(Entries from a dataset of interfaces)
····················
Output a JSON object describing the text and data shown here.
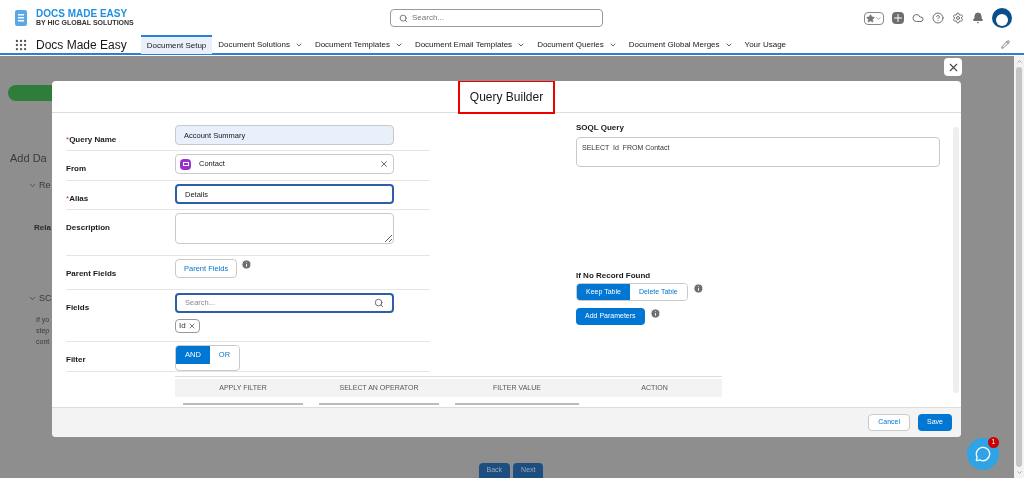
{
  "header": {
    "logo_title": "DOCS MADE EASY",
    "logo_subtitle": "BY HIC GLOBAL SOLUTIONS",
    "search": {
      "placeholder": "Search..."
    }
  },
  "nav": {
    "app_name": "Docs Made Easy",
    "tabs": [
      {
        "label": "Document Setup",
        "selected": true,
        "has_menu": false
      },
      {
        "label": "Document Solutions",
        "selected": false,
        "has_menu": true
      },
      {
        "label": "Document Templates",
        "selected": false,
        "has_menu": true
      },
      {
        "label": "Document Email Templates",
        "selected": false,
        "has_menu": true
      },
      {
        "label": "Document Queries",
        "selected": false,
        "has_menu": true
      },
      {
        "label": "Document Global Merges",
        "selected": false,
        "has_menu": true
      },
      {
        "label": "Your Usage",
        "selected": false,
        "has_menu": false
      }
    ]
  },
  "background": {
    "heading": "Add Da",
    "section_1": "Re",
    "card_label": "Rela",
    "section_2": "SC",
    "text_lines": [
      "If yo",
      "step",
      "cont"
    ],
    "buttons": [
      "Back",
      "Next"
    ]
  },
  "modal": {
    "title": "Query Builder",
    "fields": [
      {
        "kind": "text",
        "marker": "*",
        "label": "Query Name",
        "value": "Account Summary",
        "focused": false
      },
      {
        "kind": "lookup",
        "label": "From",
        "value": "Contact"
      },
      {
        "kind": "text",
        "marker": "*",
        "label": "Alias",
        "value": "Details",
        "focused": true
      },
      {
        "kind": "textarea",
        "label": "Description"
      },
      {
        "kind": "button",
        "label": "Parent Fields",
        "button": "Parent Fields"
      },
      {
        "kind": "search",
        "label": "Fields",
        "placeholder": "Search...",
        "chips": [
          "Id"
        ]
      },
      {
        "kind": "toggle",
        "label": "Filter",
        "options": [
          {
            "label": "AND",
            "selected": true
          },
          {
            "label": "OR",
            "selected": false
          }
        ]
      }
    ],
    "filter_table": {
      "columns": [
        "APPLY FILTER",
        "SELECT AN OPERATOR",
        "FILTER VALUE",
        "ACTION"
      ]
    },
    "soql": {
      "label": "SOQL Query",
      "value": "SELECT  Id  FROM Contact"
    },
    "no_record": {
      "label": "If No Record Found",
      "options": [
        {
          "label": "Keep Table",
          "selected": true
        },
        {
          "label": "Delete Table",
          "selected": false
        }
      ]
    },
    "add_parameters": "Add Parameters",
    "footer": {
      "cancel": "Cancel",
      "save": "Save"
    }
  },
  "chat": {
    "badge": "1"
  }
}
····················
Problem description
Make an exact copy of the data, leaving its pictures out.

Solution for this task
Output a JSON object describing the text and data shown here.
{
  "header": {
    "logo_title": "DOCS MADE EASY",
    "logo_subtitle": "BY HIC GLOBAL SOLUTIONS",
    "search": {
      "placeholder": "Search..."
    }
  },
  "nav": {
    "app_name": "Docs Made Easy",
    "tabs": [
      {
        "label": "Document Setup",
        "selected": true,
        "has_menu": false
      },
      {
        "label": "Document Solutions",
        "selected": false,
        "has_menu": true
      },
      {
        "label": "Document Templates",
        "selected": false,
        "has_menu": true
      },
      {
        "label": "Document Email Templates",
        "selected": false,
        "has_menu": true
      },
      {
        "label": "Document Queries",
        "selected": false,
        "has_menu": true
      },
      {
        "label": "Document Global Merges",
        "selected": false,
        "has_menu": true
      },
      {
        "label": "Your Usage",
        "selected": false,
        "has_menu": false
      }
    ]
  },
  "background": {
    "heading": "Add Da",
    "section_1": "Re",
    "card_label": "Rela",
    "section_2": "SC",
    "text_lines": [
      "If yo",
      "step",
      "cont"
    ],
    "buttons": [
      "Back",
      "Next"
    ]
  },
  "modal": {
    "title": "Query Builder",
    "fields": [
      {
        "kind": "text",
        "marker": "*",
        "label": "Query Name",
        "value": "Account Summary",
        "focused": false
      },
      {
        "kind": "lookup",
        "label": "From",
        "value": "Contact"
      },
      {
        "kind": "text",
        "marker": "*",
        "label": "Alias",
        "value": "Details",
        "focused": true
      },
      {
        "kind": "textarea",
        "label": "Description"
      },
      {
        "kind": "button",
        "label": "Parent Fields",
        "button": "Parent Fields"
      },
      {
        "kind": "search",
        "label": "Fields",
        "placeholder": "Search...",
        "chips": [
          "Id"
        ]
      },
      {
        "kind": "toggle",
        "label": "Filter",
        "options": [
          {
            "label": "AND",
            "selected": true
          },
          {
            "label": "OR",
            "selected": false
          }
        ]
      }
    ],
    "filter_table": {
      "columns": [
        "APPLY FILTER",
        "SELECT AN OPERATOR",
        "FILTER VALUE",
        "ACTION"
      ]
    },
    "soql": {
      "label": "SOQL Query",
      "value": "SELECT  Id  FROM Contact"
    },
    "no_record": {
      "label": "If No Record Found",
      "options": [
        {
          "label": "Keep Table",
          "selected": true
        },
        {
          "label": "Delete Table",
          "selected": false
        }
      ]
    },
    "add_parameters": "Add Parameters",
    "footer": {
      "cancel": "Cancel",
      "save": "Save"
    }
  },
  "chat": {
    "badge": "1"
  }
}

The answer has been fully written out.